The gremlins inside Random.org must have been in a good mood today because they decided to produce the first power number in the young history of our Four Topps study. As long time collectors know, only the cream of the crop are tabbed (normally) for the century number cards, i.e. 100, 200, and so on. Perennial all-stars, future HOFers, record setters, etc.
Well, three of the four cards you're about to see fit into that illustrious mold. One of them does not. I think you'll be able to figure out which of the following is the ugly duckling, so to speak.
So, without further delay, TWTTC presents four years of card No. 700...
Hmm. Through the completion of the 1986 campaign, Dave Bergman never hit more than 7 homers or produced over 44 RBIs in a single season, spanning 12 years. Ladies and gentleman, card #700 from 1987 Topps. Hey, Stat Man: Batted .231 in 65 games for Detroit during the '86 season.
Now THAT'S more like it! One of the greatest third basemen of all-time, a batting champ, a World Series winner...you name it. This is the type of guy who deserves a card number like 700. Factor in the sweet baby blue Royals uniform, and you've got one of the best cards from the '88 set.
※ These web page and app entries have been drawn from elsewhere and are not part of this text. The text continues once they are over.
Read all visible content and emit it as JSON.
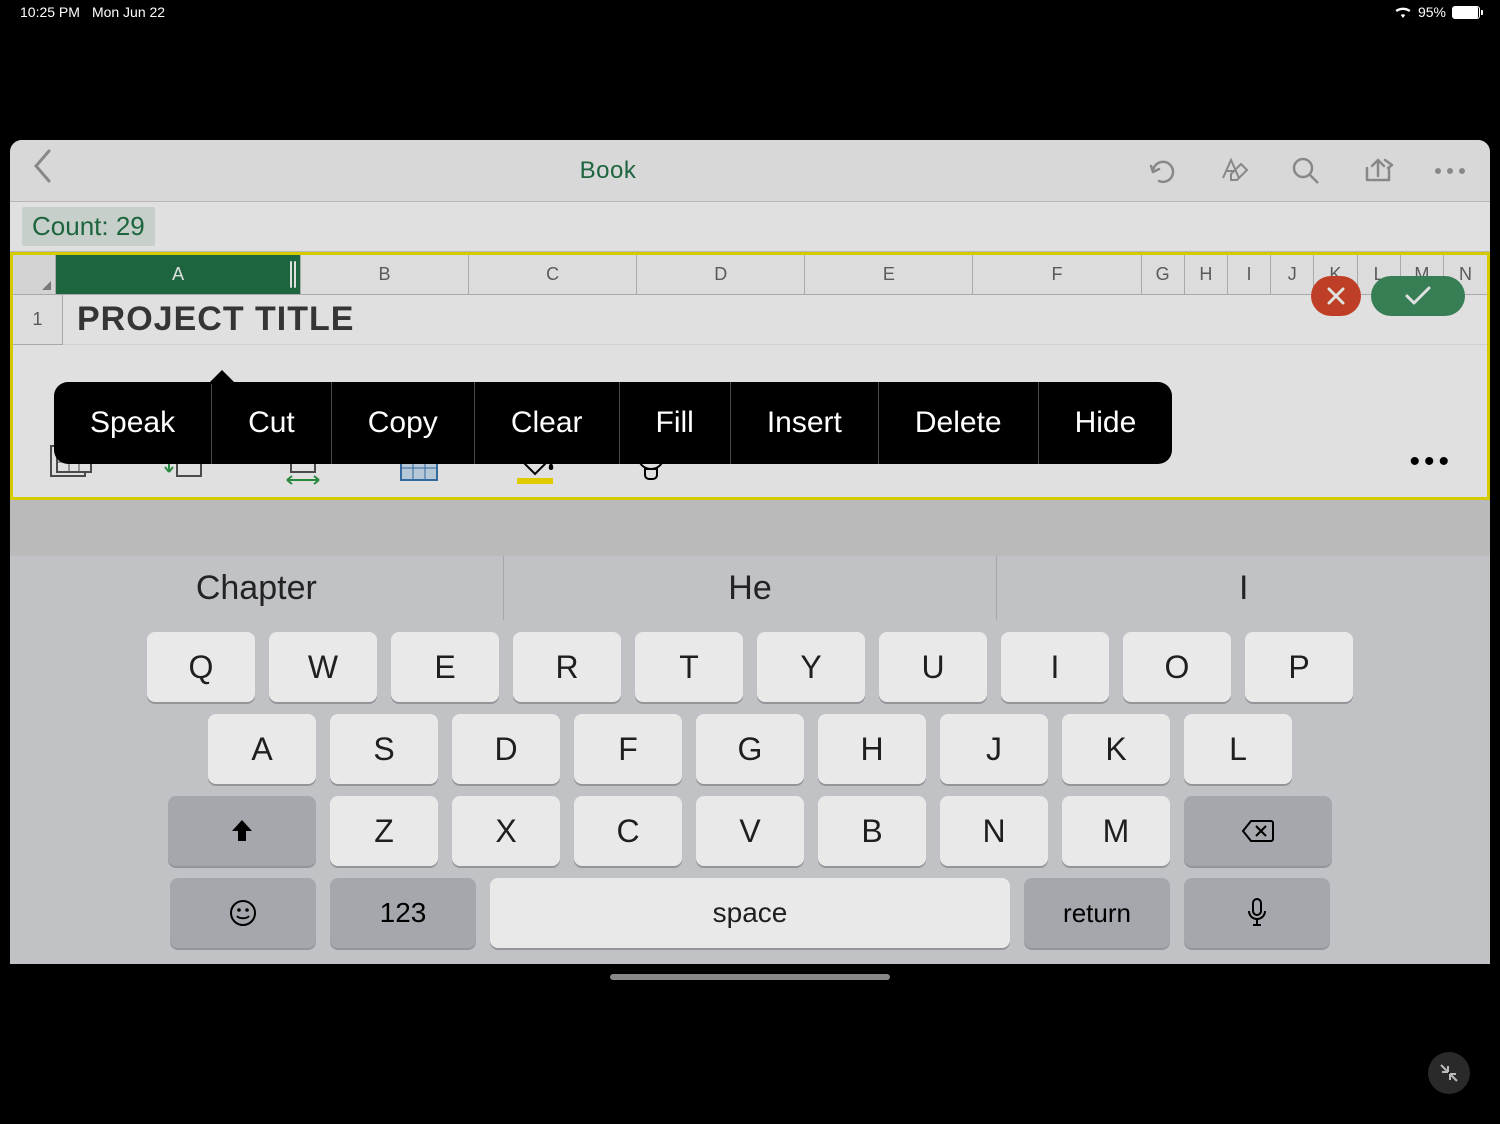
{
  "status": {
    "time": "10:25 PM",
    "date": "Mon Jun 22",
    "battery": "95%"
  },
  "toolbar": {
    "title": "Book"
  },
  "formula_bar": {
    "summary": "Count: 29"
  },
  "columns": [
    "A",
    "B",
    "C",
    "D",
    "E",
    "F",
    "G",
    "H",
    "I",
    "J",
    "K",
    "L",
    "M",
    "N"
  ],
  "selected_column": "A",
  "row1_label": "1",
  "cell_a1": "PROJECT TITLE",
  "context_menu": [
    "Speak",
    "Cut",
    "Copy",
    "Clear",
    "Fill",
    "Insert",
    "Delete",
    "Hide"
  ],
  "predictions": [
    "Chapter",
    "He",
    "I"
  ],
  "keyboard": {
    "row1": [
      "Q",
      "W",
      "E",
      "R",
      "T",
      "Y",
      "U",
      "I",
      "O",
      "P"
    ],
    "row2": [
      "A",
      "S",
      "D",
      "F",
      "G",
      "H",
      "J",
      "K",
      "L"
    ],
    "row3": [
      "Z",
      "X",
      "C",
      "V",
      "B",
      "N",
      "M"
    ],
    "numeric": "123",
    "space": "space",
    "return": "return"
  }
}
Hey, Stat Man: Batted .290 with 22 homers and 78 RBIs for Kansas City in 1987.
If you grew up during the '80s in the NY-metro area, you were either a Mets fan or you worshipped Don Mattingly. I fell into the former category, of course, but I still vividly remember getting this card as a nine year old and being awed by it. Hey, Stat Man: Whacked five homers and drove in 20 runs during a sizzling July '88.
Hall-of-Famer Kirby Puckett was a hittin' machine for the Twins during the late '80s and into the '90s. Absolutely a no-brainer pick for one of the glamorous few century card numbers. I especially love the color combo Topps cooked up for Twins cards in this set. Hey, Stat Man: Eclipsed the 200-hit mark for the fourth consecutive year with 215 in 1989.
And the Winner Is: A case could easily be made for any of the non-Bergman cards above, but the dugout shot of the bat-brandishing Mattingly makes the '89 card of the Yankee first baseman one of the iconic pieces of the junk wax era. An admittedly easy pick for a '89 Topps junkie like myself.